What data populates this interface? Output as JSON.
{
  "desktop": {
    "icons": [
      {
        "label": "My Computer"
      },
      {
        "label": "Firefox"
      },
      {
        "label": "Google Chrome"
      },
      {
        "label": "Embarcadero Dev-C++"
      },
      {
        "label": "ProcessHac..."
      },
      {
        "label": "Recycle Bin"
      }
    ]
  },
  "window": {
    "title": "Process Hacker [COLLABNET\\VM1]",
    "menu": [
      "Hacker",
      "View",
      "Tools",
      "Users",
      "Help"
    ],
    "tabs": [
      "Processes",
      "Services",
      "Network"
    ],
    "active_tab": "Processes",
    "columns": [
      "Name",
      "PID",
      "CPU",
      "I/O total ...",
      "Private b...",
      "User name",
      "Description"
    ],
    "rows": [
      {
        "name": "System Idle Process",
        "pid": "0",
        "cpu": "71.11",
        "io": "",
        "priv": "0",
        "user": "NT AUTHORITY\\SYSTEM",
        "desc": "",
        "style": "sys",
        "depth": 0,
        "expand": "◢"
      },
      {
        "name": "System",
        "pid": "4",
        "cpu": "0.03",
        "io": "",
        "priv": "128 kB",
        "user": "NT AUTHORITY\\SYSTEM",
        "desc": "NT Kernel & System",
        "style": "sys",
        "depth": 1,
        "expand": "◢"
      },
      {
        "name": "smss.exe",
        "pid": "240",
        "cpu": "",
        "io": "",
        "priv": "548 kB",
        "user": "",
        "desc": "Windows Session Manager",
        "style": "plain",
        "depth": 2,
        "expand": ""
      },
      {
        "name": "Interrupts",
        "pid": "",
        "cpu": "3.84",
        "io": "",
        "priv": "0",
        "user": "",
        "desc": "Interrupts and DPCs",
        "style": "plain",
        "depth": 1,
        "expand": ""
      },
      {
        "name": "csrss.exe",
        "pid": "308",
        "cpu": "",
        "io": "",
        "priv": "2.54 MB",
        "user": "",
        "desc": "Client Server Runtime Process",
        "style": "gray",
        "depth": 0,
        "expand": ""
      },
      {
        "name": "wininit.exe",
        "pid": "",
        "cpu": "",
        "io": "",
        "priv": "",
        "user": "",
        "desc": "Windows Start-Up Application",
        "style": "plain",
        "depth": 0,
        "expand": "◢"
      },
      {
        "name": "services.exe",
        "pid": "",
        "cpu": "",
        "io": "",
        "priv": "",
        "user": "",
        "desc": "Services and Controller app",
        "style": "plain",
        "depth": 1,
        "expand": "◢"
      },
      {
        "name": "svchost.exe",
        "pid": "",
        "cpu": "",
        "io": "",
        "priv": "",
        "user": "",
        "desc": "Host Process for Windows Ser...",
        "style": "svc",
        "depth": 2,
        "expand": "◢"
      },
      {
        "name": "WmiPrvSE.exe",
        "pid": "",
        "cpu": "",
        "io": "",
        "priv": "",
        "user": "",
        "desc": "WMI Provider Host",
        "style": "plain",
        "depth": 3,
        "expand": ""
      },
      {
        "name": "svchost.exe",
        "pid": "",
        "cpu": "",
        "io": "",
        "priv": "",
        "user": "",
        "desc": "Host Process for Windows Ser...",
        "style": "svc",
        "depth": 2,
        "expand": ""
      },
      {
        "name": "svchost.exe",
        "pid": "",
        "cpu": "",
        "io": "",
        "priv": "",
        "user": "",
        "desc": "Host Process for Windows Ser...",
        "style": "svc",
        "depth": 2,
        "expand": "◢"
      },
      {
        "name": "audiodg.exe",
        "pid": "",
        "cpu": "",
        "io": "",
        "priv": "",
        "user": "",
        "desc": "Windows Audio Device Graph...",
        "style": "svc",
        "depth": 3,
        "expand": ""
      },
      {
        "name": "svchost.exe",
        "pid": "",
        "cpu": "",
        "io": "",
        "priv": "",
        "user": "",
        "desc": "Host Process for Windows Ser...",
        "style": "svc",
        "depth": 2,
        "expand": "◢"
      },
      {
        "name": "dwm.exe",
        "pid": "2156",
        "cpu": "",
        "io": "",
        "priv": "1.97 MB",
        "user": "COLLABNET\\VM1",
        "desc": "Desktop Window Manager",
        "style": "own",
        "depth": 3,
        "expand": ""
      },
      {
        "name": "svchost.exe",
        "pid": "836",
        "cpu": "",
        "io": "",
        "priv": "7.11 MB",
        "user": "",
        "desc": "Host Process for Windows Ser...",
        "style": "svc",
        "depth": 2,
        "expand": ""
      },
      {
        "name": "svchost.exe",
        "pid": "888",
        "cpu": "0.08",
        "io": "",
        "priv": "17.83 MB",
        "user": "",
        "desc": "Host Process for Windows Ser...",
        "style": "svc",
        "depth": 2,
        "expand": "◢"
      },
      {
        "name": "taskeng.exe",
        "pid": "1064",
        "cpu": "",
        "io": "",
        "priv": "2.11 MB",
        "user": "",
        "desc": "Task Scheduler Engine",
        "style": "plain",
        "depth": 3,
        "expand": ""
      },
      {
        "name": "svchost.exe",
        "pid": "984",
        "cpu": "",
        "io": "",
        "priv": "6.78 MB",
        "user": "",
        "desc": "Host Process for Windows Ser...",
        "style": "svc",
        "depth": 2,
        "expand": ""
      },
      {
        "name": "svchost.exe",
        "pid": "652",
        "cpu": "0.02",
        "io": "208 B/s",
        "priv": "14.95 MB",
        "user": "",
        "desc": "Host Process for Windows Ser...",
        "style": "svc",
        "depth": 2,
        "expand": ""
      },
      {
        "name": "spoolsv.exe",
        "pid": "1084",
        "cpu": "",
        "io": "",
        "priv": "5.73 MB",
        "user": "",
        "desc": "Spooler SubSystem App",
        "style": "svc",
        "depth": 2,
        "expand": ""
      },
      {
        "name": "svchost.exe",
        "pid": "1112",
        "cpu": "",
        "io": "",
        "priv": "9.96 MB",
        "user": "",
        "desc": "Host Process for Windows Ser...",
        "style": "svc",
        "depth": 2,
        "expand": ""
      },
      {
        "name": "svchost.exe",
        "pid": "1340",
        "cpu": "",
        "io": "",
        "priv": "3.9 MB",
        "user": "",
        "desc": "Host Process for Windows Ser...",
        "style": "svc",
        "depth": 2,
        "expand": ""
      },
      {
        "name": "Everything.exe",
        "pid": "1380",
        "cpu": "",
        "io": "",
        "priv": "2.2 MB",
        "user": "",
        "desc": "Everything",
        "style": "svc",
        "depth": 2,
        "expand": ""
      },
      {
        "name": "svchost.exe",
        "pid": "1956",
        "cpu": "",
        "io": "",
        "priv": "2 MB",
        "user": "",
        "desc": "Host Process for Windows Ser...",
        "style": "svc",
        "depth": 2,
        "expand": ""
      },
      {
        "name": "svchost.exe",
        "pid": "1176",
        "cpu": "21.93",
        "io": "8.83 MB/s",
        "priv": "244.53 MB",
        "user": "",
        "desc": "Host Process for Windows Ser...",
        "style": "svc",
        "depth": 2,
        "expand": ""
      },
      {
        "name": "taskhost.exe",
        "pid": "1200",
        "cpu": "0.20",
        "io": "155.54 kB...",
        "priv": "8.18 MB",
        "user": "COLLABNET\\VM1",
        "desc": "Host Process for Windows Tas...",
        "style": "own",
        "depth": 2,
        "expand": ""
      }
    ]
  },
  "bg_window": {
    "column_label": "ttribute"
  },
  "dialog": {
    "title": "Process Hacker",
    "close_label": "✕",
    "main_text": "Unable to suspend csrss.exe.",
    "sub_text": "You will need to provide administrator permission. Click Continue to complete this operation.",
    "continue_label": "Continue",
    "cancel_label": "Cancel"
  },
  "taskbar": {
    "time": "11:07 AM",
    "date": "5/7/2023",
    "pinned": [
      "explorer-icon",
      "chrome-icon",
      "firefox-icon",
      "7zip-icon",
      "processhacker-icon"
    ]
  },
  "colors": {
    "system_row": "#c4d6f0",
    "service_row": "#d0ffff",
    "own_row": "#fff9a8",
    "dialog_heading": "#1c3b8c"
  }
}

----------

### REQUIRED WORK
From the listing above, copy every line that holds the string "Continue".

### TASK RESPONSE
    "sub_text": "You will need to provide administrator permission. Click Continue to complete this operation.",
    "continue_label": "Continue",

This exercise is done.